• **RECORDS PROVIDED**
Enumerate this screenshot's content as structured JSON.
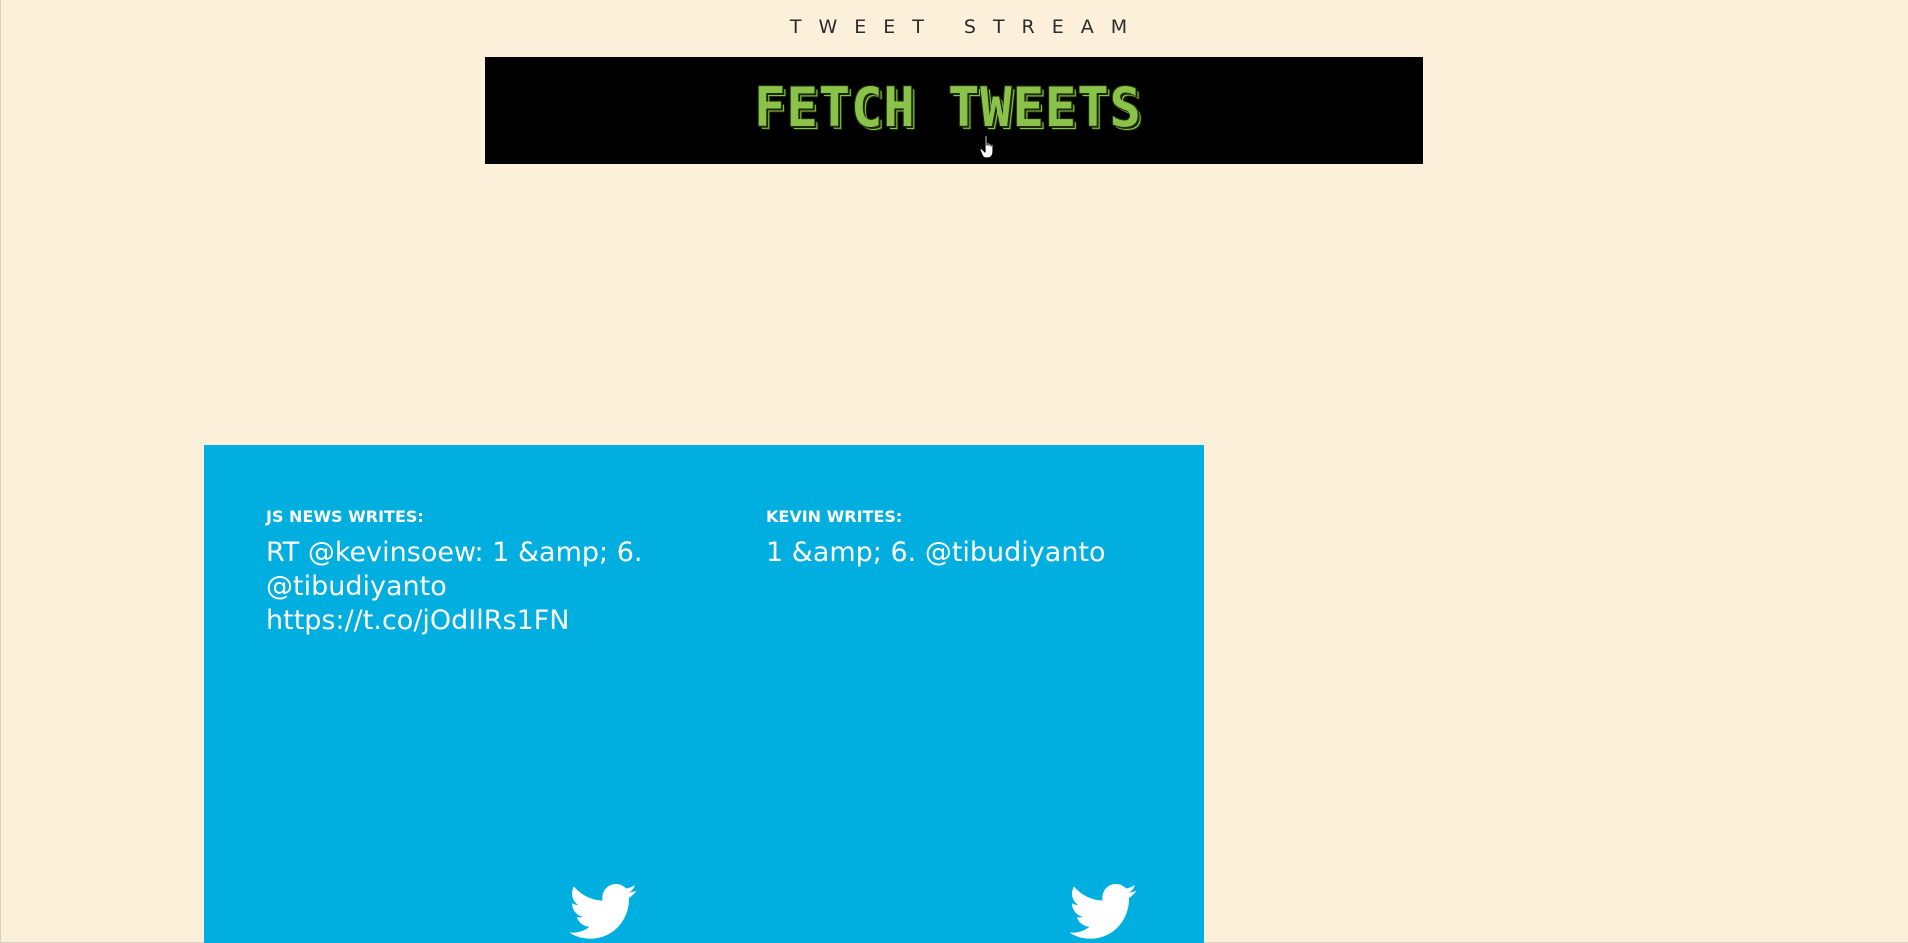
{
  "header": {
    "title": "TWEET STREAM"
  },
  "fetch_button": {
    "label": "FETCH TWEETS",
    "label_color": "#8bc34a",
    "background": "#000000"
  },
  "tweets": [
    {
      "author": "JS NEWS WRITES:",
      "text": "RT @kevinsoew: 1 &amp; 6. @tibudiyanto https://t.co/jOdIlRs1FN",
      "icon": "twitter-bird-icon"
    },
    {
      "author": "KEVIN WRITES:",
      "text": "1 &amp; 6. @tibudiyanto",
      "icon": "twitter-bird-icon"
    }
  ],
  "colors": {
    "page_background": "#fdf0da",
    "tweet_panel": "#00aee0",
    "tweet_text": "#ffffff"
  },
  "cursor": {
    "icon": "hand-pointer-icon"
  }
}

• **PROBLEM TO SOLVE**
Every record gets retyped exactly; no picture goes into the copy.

• **ANSWER SPACE**
Enumerate this screenshot's content as structured JSON.
{
  "header": {
    "title": "TWEET STREAM"
  },
  "fetch_button": {
    "label": "FETCH TWEETS",
    "label_color": "#8bc34a",
    "background": "#000000"
  },
  "tweets": [
    {
      "author": "JS NEWS WRITES:",
      "text": "RT @kevinsoew: 1 &amp; 6. @tibudiyanto https://t.co/jOdIlRs1FN",
      "icon": "twitter-bird-icon"
    },
    {
      "author": "KEVIN WRITES:",
      "text": "1 &amp; 6. @tibudiyanto",
      "icon": "twitter-bird-icon"
    }
  ],
  "colors": {
    "page_background": "#fdf0da",
    "tweet_panel": "#00aee0",
    "tweet_text": "#ffffff"
  },
  "cursor": {
    "icon": "hand-pointer-icon"
  }
}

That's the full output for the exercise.